The brighter screens are well worth their cost for those who regularly use a TLR, and it is good to learn that Rick Oleson can supply new. Awhile ago now, I upgraded my Mamiya C330S with a Beattie, but for my Rolleiflex 3.5f and Yashica 24 a few years back, there were some inexpensive screens coming out of China, for around £20 or so, and these work perfectly well.
As you pointed out, the difference is quite noticeable, but I found them to also have an added advantage when using my C330S and 3.5f for which I also have the pentaprism finders.
I also have a Bright Screen by Rick Oleson on my Rolleiflex T (black) and can only confirm your experience.
Nice one Nigel! Wearing glasses (and being on the 50s :-D) I had some problems with a Yashica Mat 124G (bought second hand) that had a very dim focusing screen.
I think that Yashica finders are far less bright than Rolleiflex but mine was very opaque.
For that reason, I bought a brightscreen with both split diagonal rangefinder and thirds lines (code 6603): After that my life had changed in better! 😀
I have a replacement screen for my Flexaret Automat by Rick Oleson – great improvement! Idid not make any before/after pics but Rick is a great guy!

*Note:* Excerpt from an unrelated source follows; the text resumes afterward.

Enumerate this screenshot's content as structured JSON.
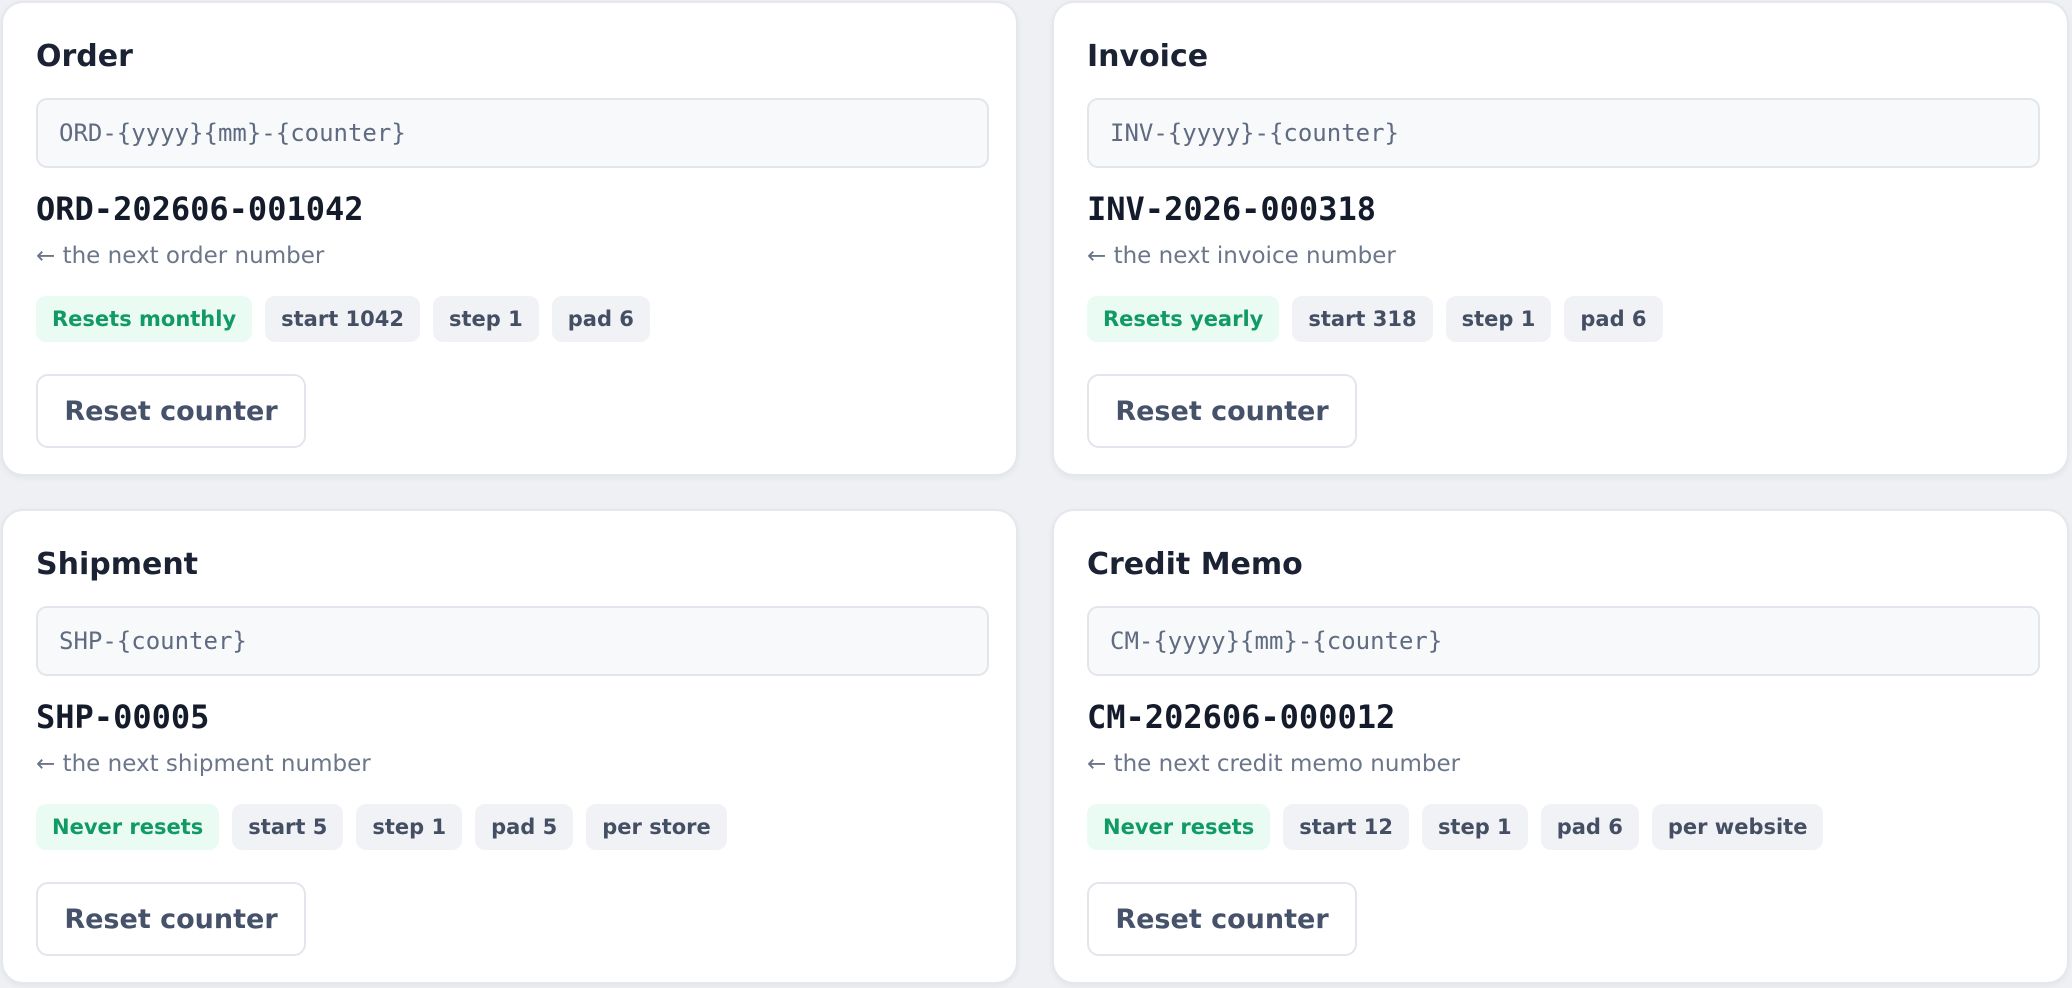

I can also attest to a Flexaret Va Brightscreen. Rick includes great picture instructions for installing the new screens (and cleaning mirrors, lens, etc. while you are inside the camera). I just installed mine two weeks ago and am having fun just walking around the house admired the view through the viewfinder.